Anglo Irish Agreement 1938
Ireland demonstrated its neutrality by building up its defence forces.
These were increased from about 20,000 to almost 250,000 part time and full time soldiers.
Neutral Ireland
When WW2 broke out in September 1938, Ireland declared itself neutral.
The Emergency in Ireland during World War 2
Learning Intention
Analyse neutral Ireland during WW2
Dangers to Neutrality
There were a number of dangers to Irish neutrality
Why do you think Ireland/DeValera favoured neutrality?
Land annuities
Army Comrades Association
The Blueshirts
Eoin O' Duffy
Fine Gael
Dismantling the Treaty
Economic War
De Valera favoured neutrality because
It showed Ireland's independence from Britain
Northern Ireland was still part of the UK
Ireland was too weak to fight stronger countries.
The government passed the Emergency Powers Act, which gave it great power to control the country. The Emergency was the word used to describe the situation in Ireland during WW2.
Neutrality in Action
The Irish government also censored radio and newspaper reports.
Although Ireland was officially neutral it favored the Allies (Britain, France and the United States). The policy meant that:
Allied planes were allowed to fly out over Donegal from Northern Ireland.
German airmen were imprisoned, but British and American airmen were released over the border.
Britain and the US
The IRA looked at the war as a situation in which 'England's difficulty was Ireland's opportunity'
They wanted to get help from Germany so that they could invade Northern Ireland.
De Valera arrested and imprisoned some IRA leaders in the Curragh. These actions weakened the IRA.
Dangers to Neutrality
Germany sent spies to Ireland. They hoped to join forces with the IRA but soon found out they were too weak.
The spies themselves were quickly arrested.
The Germans had planned to invade Ireland - Operation Green - The south of Ireland was bombed by German planes.
The most serious bombing was the North Strand in Dublin in 1941.
Britain and the United States
Britain wanted Ireland to join the war.
Churchill the British Prime Minister said that partition would end if Ireland joined the war.
De Valera rejected the offer because he knew the Unionists of Britain would reject the offer.

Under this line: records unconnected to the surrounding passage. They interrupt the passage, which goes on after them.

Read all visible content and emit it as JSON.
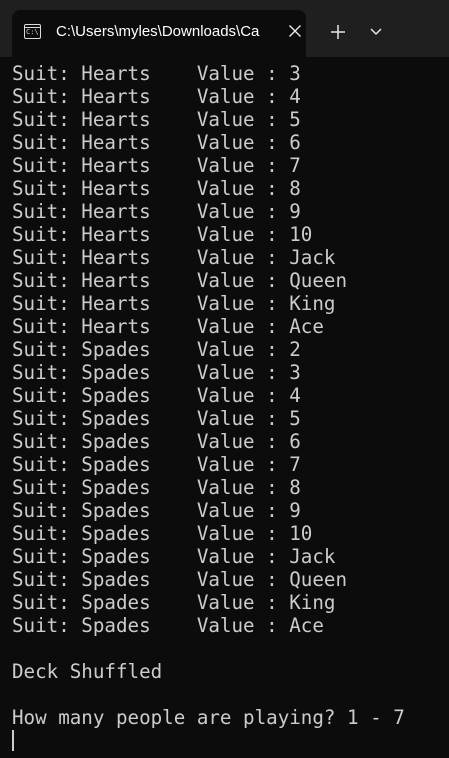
{
  "tab": {
    "title": "C:\\Users\\myles\\Downloads\\Ca",
    "icon_glyph": "C:\\",
    "icon": "terminal-icon"
  },
  "toolbar": {
    "new_tab_icon": "plus-icon",
    "dropdown_icon": "chevron-down-icon",
    "close_icon": "close-icon"
  },
  "terminal": {
    "lines": [
      "Suit: Hearts    Value : 3",
      "Suit: Hearts    Value : 4",
      "Suit: Hearts    Value : 5",
      "Suit: Hearts    Value : 6",
      "Suit: Hearts    Value : 7",
      "Suit: Hearts    Value : 8",
      "Suit: Hearts    Value : 9",
      "Suit: Hearts    Value : 10",
      "Suit: Hearts    Value : Jack",
      "Suit: Hearts    Value : Queen",
      "Suit: Hearts    Value : King",
      "Suit: Hearts    Value : Ace",
      "Suit: Spades    Value : 2",
      "Suit: Spades    Value : 3",
      "Suit: Spades    Value : 4",
      "Suit: Spades    Value : 5",
      "Suit: Spades    Value : 6",
      "Suit: Spades    Value : 7",
      "Suit: Spades    Value : 8",
      "Suit: Spades    Value : 9",
      "Suit: Spades    Value : 10",
      "Suit: Spades    Value : Jack",
      "Suit: Spades    Value : Queen",
      "Suit: Spades    Value : King",
      "Suit: Spades    Value : Ace",
      "",
      "Deck Shuffled",
      "",
      "How many people are playing? 1 - 7"
    ],
    "text_color": "#cccccc",
    "background": "#0c0c0c"
  }
}
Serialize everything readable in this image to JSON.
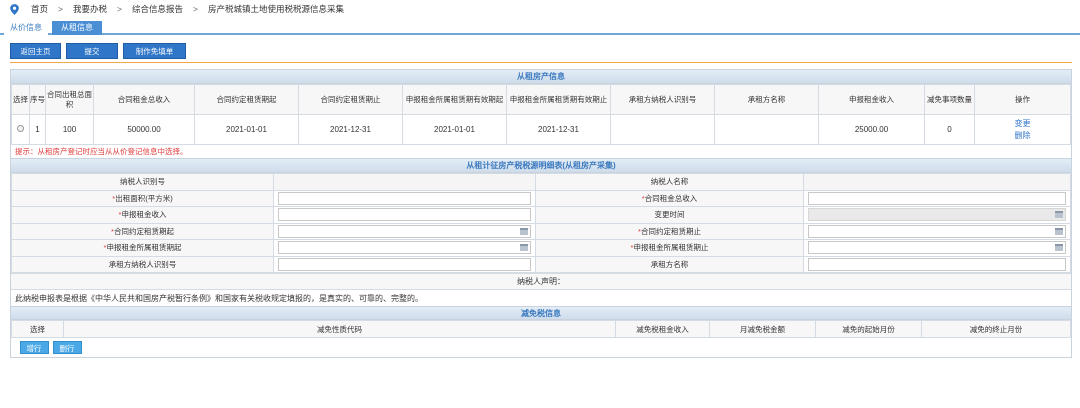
{
  "breadcrumb": {
    "items": [
      "首页",
      "我要办税",
      "综合信息报告",
      "房产税城镇土地使用税税源信息采集"
    ],
    "separator": ">"
  },
  "tabs": [
    {
      "label": "从价信息",
      "active": false
    },
    {
      "label": "从租信息",
      "active": true
    }
  ],
  "toolbar": {
    "back_label": "返回主页",
    "submit_label": "提交",
    "exemption_label": "制作免填单"
  },
  "rent_info": {
    "title": "从租房产信息",
    "columns": [
      "选择",
      "序号",
      "合同出租总面积",
      "合同租金总收入",
      "合同约定租赁期起",
      "合同约定租赁期止",
      "申报租金所属租赁期有效期起",
      "申报租金所属租赁期有效期止",
      "承租方纳税人识别号",
      "承租方名称",
      "申报租金收入",
      "减免事项数量",
      "操作"
    ],
    "rows": [
      {
        "seq": "1",
        "area": "100",
        "total_income": "50000.00",
        "contract_start": "2021-01-01",
        "contract_end": "2021-12-31",
        "decl_start": "2021-01-01",
        "decl_end": "2021-12-31",
        "tenant_id": "",
        "tenant_name": "",
        "declared_income": "25000.00",
        "exempt_count": "0",
        "action_edit": "变更",
        "action_delete": "删除"
      }
    ],
    "tip": "提示：从租房产登记时应当从从价登记信息中选择。"
  },
  "detail": {
    "title": "从租计征房产税税源明细表(从租房产采集)",
    "labels": {
      "taxpayer_id": "纳税人识别号",
      "taxpayer_name": "纳税人名称",
      "lease_area": "出租面积(平方米)",
      "contract_total": "合同租金总收入",
      "declared_income": "申报租金收入",
      "change_time": "变更时间",
      "contract_start": "合同约定租赁期起",
      "contract_end": "合同约定租赁期止",
      "decl_start": "申报租金所属租赁期起",
      "decl_end": "申报租金所属租赁期止",
      "tenant_id": "承租方纳税人识别号",
      "tenant_name": "承租方名称"
    },
    "required_mark": "*",
    "declaration_title": "纳税人声明：",
    "declaration_text": "此纳税申报表是根据《中华人民共和国房产税暂行条例》和国家有关税收规定填报的，是真实的、可靠的、完整的。"
  },
  "exemption": {
    "title": "减免税信息",
    "columns": [
      "选择",
      "减免性质代码",
      "减免税租金收入",
      "月减免税金额",
      "减免的起始月份",
      "减免的终止月份"
    ],
    "add_label": "增行",
    "delete_label": "删行"
  },
  "colors": {
    "primary": "#2f76c8",
    "tab_active": "#4a8fd4",
    "accent_line": "#f2a84a",
    "tip_red": "#e03a3a",
    "small_button": "#4aa8e6"
  }
}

Britain and the United States
The United States did not like Irish neutrality.
They were afraid the south of Ireland would be used as a base by the Germans.
De Valera rejected American criticisms.
Shortages and Rationing
Ireland was short of raw materials during WW2.
Sean Lemass as Minister for Supplies had to buy and charter ships to bring supplies to the country.
He set up Irish shipping to do this.
But rationing of food, clothes, footwear and petrol had to be introduced because of the shortages.
Coupons from ration books were exchanged for goods in the shops.
Fuel Shortages
Electricity and gas were also rationed.
Inspectors called 'glimmer men' called to houses to ensure people were not using the little gas left.
Factories had to lay off workers. Farmers had a shortage of fertilisers.
Workers went to Britai n to get jobs in the war industry.
The Effects of WW2 on Ireland
Overall southern Ireland suffered little during the war. However, neutrality created a bigger gap between Northern Ireland and the South.
Full transcript